— The problem —
Nothing but the images should be left out when the entries are restated word for word.

— Data —
+ + + + +

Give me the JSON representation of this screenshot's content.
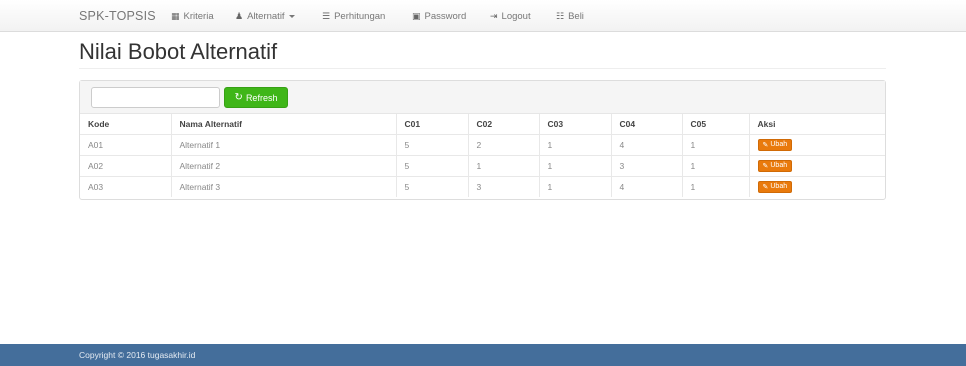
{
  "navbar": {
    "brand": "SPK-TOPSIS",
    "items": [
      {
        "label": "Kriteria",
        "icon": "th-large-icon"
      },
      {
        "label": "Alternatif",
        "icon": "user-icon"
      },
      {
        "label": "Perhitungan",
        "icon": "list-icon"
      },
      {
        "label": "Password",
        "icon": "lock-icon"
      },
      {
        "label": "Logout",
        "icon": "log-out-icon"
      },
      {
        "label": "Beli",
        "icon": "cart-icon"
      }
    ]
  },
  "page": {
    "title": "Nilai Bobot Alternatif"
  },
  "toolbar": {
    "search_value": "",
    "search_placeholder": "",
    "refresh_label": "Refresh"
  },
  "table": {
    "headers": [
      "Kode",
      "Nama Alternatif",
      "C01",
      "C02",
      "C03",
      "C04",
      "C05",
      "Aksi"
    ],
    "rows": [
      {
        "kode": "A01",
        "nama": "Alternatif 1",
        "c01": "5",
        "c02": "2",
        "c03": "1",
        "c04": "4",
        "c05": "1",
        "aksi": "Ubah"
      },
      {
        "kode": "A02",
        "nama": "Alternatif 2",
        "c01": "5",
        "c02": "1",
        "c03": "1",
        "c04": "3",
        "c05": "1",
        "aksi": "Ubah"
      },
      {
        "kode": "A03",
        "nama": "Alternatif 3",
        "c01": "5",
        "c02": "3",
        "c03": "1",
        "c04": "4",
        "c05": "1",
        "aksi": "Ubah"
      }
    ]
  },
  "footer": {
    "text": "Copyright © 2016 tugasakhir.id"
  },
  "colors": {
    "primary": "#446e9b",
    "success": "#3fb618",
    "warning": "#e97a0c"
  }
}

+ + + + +

— Result of the task —
Give me the JSON representation of this screenshot's content.
{
  "navbar": {
    "brand": "SPK-TOPSIS",
    "items": [
      {
        "label": "Kriteria",
        "icon": "th-large-icon"
      },
      {
        "label": "Alternatif",
        "icon": "user-icon"
      },
      {
        "label": "Perhitungan",
        "icon": "list-icon"
      },
      {
        "label": "Password",
        "icon": "lock-icon"
      },
      {
        "label": "Logout",
        "icon": "log-out-icon"
      },
      {
        "label": "Beli",
        "icon": "cart-icon"
      }
    ]
  },
  "page": {
    "title": "Nilai Bobot Alternatif"
  },
  "toolbar": {
    "search_value": "",
    "search_placeholder": "",
    "refresh_label": "Refresh"
  },
  "table": {
    "headers": [
      "Kode",
      "Nama Alternatif",
      "C01",
      "C02",
      "C03",
      "C04",
      "C05",
      "Aksi"
    ],
    "rows": [
      {
        "kode": "A01",
        "nama": "Alternatif 1",
        "c01": "5",
        "c02": "2",
        "c03": "1",
        "c04": "4",
        "c05": "1",
        "aksi": "Ubah"
      },
      {
        "kode": "A02",
        "nama": "Alternatif 2",
        "c01": "5",
        "c02": "1",
        "c03": "1",
        "c04": "3",
        "c05": "1",
        "aksi": "Ubah"
      },
      {
        "kode": "A03",
        "nama": "Alternatif 3",
        "c01": "5",
        "c02": "3",
        "c03": "1",
        "c04": "4",
        "c05": "1",
        "aksi": "Ubah"
      }
    ]
  },
  "footer": {
    "text": "Copyright © 2016 tugasakhir.id"
  },
  "colors": {
    "primary": "#446e9b",
    "success": "#3fb618",
    "warning": "#e97a0c"
  }
}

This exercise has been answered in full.